Extracted records:
-*-

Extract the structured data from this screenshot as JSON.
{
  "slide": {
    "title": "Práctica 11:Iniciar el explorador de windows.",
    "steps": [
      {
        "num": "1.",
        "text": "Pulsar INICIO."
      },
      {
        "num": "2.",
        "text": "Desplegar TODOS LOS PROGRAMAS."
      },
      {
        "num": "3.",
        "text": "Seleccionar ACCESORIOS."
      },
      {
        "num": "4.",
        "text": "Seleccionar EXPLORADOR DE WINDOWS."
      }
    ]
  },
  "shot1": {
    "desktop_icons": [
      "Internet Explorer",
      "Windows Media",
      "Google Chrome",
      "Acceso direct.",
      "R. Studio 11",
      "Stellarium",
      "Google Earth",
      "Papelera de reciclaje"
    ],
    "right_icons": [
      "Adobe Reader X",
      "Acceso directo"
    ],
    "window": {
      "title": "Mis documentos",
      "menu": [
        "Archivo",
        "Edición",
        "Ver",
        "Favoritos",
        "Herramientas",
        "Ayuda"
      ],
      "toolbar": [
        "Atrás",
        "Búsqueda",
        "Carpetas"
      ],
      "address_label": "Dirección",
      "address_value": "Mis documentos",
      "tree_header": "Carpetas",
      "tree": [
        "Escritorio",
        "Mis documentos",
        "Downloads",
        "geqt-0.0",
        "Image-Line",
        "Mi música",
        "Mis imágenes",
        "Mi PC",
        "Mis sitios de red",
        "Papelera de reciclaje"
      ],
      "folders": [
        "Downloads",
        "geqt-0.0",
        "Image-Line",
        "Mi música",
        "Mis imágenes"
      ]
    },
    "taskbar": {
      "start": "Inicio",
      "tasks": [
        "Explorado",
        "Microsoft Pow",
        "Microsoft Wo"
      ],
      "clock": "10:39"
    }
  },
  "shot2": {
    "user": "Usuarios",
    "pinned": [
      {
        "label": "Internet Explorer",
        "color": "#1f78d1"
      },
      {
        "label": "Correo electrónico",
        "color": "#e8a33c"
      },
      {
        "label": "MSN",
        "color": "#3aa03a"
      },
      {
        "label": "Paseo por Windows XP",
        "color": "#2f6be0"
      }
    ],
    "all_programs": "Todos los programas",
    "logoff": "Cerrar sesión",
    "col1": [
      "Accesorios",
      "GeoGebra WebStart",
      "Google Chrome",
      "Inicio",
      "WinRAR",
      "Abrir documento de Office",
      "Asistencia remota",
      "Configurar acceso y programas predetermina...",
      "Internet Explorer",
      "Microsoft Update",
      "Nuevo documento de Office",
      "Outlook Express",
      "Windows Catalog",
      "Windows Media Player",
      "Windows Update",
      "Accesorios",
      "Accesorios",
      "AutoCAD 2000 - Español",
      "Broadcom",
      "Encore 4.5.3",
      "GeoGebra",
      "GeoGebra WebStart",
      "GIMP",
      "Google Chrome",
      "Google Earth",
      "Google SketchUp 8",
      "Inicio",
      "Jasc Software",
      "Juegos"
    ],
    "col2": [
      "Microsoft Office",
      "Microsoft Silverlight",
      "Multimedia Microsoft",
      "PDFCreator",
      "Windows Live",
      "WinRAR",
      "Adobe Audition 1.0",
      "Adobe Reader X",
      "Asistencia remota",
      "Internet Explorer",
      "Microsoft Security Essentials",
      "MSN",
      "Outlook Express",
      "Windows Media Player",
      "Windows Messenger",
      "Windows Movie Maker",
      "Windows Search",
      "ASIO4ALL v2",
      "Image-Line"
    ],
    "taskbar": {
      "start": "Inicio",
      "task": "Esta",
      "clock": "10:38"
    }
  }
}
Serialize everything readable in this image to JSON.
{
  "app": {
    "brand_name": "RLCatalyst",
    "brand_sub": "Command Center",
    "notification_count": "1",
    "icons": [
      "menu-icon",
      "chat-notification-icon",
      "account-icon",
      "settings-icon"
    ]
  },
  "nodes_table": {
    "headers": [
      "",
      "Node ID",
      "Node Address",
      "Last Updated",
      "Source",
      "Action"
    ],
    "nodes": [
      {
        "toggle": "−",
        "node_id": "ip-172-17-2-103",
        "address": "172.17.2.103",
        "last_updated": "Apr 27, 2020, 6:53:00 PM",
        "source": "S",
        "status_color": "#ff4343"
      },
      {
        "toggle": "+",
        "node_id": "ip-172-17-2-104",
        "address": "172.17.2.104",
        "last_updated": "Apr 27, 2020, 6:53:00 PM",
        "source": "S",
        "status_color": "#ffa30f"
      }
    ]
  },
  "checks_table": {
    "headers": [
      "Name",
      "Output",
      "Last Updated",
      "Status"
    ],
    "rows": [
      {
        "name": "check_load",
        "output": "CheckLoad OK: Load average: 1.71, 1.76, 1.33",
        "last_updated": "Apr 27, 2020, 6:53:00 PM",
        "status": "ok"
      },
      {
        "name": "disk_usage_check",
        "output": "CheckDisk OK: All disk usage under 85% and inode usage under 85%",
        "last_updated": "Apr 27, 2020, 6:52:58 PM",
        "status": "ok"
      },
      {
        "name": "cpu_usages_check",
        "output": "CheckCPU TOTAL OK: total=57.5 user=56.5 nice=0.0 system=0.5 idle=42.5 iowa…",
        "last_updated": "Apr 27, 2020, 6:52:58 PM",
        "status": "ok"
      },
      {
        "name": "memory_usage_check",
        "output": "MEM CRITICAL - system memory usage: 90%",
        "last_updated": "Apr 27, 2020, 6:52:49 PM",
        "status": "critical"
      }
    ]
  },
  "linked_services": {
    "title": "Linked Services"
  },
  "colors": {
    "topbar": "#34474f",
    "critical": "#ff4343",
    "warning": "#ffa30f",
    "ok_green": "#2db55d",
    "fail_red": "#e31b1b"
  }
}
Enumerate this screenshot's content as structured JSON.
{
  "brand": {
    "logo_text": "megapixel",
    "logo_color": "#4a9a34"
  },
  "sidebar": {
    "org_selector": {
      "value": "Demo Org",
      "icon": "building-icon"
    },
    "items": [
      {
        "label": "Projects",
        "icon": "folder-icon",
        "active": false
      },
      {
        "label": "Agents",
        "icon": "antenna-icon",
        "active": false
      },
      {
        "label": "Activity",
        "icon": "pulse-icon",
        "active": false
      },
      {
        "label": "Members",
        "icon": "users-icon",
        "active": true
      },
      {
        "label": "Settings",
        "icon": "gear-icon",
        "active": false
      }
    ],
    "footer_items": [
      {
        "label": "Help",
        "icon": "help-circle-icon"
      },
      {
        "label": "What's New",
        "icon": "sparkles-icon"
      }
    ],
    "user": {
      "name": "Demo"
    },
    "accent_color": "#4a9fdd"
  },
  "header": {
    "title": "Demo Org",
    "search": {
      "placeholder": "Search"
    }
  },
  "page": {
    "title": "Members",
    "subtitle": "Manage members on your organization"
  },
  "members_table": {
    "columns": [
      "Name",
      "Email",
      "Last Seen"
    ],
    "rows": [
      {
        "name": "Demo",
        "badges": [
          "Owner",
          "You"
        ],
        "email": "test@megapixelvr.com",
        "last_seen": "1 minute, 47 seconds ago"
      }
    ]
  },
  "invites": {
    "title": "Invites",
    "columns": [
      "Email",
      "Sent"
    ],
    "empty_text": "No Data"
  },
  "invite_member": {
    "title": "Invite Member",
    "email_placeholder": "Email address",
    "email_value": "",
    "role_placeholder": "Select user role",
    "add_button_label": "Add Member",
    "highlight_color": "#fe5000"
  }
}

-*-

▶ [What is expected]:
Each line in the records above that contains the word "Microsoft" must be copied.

▶ [Answer space]:
        "Microsoft Pow",
        "Microsoft Wo"
      "Microsoft Update",
      "Microsoft Office",
      "Microsoft Silverlight",
      "Multimedia Microsoft",
      "Microsoft Security Essentials",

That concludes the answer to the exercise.